"This is as dramatic as the move into the new stadium [in 2006] was in propelling the club forward. Our revenues will grow to put us into the top five revenue clubs in the world."
Boutros Boutros, head of corporate communications at Emirates, added: "We would love Arsenal to win [trophies] and we hope this amount of money we are paying now will help them to invest more into the club."
Arsenal's last published accounts show a revenue of £235m, of which £52.5m was from commercial activities - a rise of just £4.4m (9%) since 2009.
The Gunners can also look forward to an improved kit supplier deal when their current contract with Nike expires in 2014.
Arsenal receive £8m per year from Nike, whereas Manchester United earn £25.4m from the same manufacturer and Liverpool £25m from Warrior Sports.
The Gunners will not, however, follow United in having a separate sponsor for their training kit.
At present, Arsenal's matchday income is one of the highest in Europe but it accounts for more than 40% of their total revenue - an unusually high percentage for a leading club.
The Emirates deal will lower that figure but, when asked if it would result in lower ticket prices, Gazidis replied: "I didn't say they would come down.
"I think we've been very responsible on ticket pricing over time. Since we moved to the new stadium we've had two increases in season ticket prices and both of those have been inflationary.
"We've tried very hard to balance the demand that we spend more money in the market with also trying to take a long-term responsible attitude towards our fanbase.
"Despite the fact that we've got long waiting lists in the stadium, we haven't pushed ticket prices forward, we've tried to hold them to a responsible level.

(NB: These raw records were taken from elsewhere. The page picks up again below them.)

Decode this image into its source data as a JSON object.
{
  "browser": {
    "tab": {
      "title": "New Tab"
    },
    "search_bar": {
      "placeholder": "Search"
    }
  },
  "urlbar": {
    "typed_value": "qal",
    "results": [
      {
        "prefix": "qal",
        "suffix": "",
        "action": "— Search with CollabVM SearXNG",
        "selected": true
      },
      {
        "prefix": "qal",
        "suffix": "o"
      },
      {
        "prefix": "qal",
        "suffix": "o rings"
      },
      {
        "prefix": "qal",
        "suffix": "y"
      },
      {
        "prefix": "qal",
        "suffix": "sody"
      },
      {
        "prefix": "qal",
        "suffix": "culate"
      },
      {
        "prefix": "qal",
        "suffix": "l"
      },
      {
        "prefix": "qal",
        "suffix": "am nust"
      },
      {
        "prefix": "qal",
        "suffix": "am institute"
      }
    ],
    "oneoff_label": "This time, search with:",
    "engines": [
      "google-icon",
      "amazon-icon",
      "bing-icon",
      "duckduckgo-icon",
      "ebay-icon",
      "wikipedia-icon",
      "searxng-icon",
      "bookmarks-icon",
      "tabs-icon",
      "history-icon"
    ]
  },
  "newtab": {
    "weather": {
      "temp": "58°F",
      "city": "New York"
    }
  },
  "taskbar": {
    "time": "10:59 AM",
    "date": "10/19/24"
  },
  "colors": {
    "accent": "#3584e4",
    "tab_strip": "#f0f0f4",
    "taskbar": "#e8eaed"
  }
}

"The expansion of our revenue base will help us in managing that relationship."